**TO DO**
Reproduce the complete set of records exactly. No picture is to appear in the copy.

Page and application data records:

____________

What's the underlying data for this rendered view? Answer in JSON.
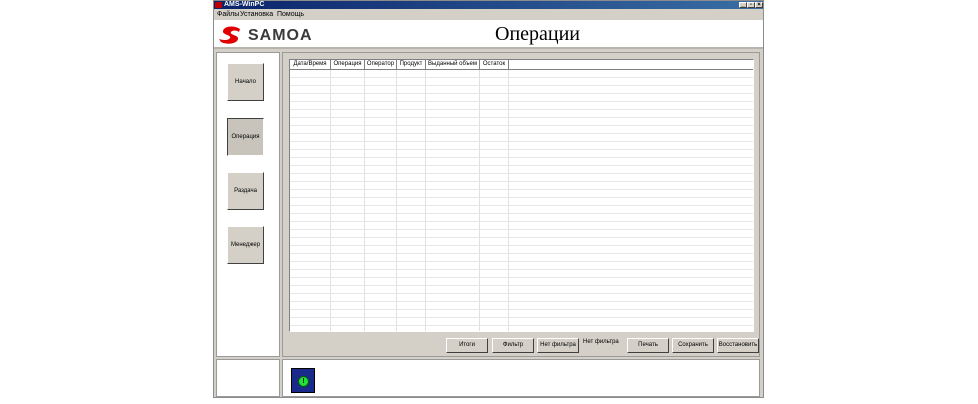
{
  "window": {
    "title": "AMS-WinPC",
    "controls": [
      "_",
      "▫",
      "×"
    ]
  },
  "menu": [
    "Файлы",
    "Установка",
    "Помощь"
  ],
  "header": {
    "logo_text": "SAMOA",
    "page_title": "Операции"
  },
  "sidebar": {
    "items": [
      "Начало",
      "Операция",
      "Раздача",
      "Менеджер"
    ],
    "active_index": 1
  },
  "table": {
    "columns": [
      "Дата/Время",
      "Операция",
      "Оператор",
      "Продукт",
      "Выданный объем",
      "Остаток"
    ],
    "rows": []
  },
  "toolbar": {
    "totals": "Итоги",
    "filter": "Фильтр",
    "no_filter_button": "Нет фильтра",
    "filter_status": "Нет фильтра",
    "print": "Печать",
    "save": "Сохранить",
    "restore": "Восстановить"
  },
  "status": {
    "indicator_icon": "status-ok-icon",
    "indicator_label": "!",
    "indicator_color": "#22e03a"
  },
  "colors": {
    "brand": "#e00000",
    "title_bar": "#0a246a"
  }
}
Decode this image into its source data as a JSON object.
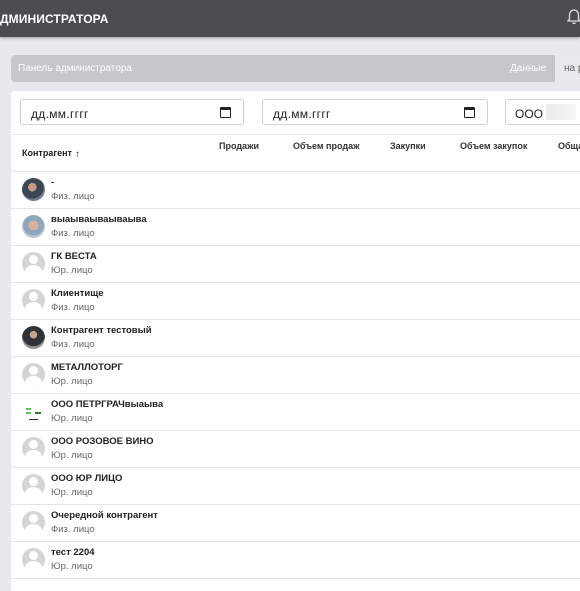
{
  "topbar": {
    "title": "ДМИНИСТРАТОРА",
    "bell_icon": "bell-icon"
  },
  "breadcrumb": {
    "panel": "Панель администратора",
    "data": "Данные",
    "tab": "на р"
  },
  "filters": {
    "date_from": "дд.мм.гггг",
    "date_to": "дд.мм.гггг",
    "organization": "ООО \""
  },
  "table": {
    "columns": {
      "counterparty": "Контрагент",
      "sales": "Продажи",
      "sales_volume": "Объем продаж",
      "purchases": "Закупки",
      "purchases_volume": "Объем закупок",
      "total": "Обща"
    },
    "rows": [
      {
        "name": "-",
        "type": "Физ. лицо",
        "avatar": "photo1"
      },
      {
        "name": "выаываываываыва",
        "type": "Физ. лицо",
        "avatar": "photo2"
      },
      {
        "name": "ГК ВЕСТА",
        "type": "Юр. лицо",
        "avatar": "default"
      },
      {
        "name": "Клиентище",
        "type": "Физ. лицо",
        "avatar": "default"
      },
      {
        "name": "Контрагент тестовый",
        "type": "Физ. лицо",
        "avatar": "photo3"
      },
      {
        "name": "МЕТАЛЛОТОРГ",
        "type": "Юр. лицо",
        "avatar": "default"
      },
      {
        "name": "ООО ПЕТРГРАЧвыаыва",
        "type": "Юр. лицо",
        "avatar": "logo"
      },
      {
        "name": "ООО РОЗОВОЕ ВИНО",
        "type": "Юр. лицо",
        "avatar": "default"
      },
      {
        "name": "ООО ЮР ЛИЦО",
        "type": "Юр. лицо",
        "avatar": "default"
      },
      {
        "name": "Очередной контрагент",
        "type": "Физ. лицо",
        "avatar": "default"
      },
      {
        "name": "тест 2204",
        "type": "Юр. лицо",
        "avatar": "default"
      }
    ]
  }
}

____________

**EXERCISE SOLUTION**
What's the underlying data for this rendered view? Answer in JSON.
{
  "window": {
    "title": "AMS-WinPC",
    "controls": [
      "_",
      "▫",
      "×"
    ]
  },
  "menu": [
    "Файлы",
    "Установка",
    "Помощь"
  ],
  "header": {
    "logo_text": "SAMOA",
    "page_title": "Операции"
  },
  "sidebar": {
    "items": [
      "Начало",
      "Операция",
      "Раздача",
      "Менеджер"
    ],
    "active_index": 1
  },
  "table": {
    "columns": [
      "Дата/Время",
      "Операция",
      "Оператор",
      "Продукт",
      "Выданный объем",
      "Остаток"
    ],
    "rows": []
  },
  "toolbar": {
    "totals": "Итоги",
    "filter": "Фильтр",
    "no_filter_button": "Нет фильтра",
    "filter_status": "Нет фильтра",
    "print": "Печать",
    "save": "Сохранить",
    "restore": "Восстановить"
  },
  "status": {
    "indicator_icon": "status-ok-icon",
    "indicator_label": "!",
    "indicator_color": "#22e03a"
  },
  "colors": {
    "brand": "#e00000",
    "title_bar": "#0a246a"
  }
}
Decode this image into its source data as a JSON object.
{
  "topbar": {
    "title": "ДМИНИСТРАТОРА",
    "bell_icon": "bell-icon"
  },
  "breadcrumb": {
    "panel": "Панель администратора",
    "data": "Данные",
    "tab": "на р"
  },
  "filters": {
    "date_from": "дд.мм.гггг",
    "date_to": "дд.мм.гггг",
    "organization": "ООО \""
  },
  "table": {
    "columns": {
      "counterparty": "Контрагент",
      "sales": "Продажи",
      "sales_volume": "Объем продаж",
      "purchases": "Закупки",
      "purchases_volume": "Объем закупок",
      "total": "Обща"
    },
    "rows": [
      {
        "name": "-",
        "type": "Физ. лицо",
        "avatar": "photo1"
      },
      {
        "name": "выаываываываыва",
        "type": "Физ. лицо",
        "avatar": "photo2"
      },
      {
        "name": "ГК ВЕСТА",
        "type": "Юр. лицо",
        "avatar": "default"
      },
      {
        "name": "Клиентище",
        "type": "Физ. лицо",
        "avatar": "default"
      },
      {
        "name": "Контрагент тестовый",
        "type": "Физ. лицо",
        "avatar": "photo3"
      },
      {
        "name": "МЕТАЛЛОТОРГ",
        "type": "Юр. лицо",
        "avatar": "default"
      },
      {
        "name": "ООО ПЕТРГРАЧвыаыва",
        "type": "Юр. лицо",
        "avatar": "logo"
      },
      {
        "name": "ООО РОЗОВОЕ ВИНО",
        "type": "Юр. лицо",
        "avatar": "default"
      },
      {
        "name": "ООО ЮР ЛИЦО",
        "type": "Юр. лицо",
        "avatar": "default"
      },
      {
        "name": "Очередной контрагент",
        "type": "Физ. лицо",
        "avatar": "default"
      },
      {
        "name": "тест 2204",
        "type": "Юр. лицо",
        "avatar": "default"
      }
    ]
  }
}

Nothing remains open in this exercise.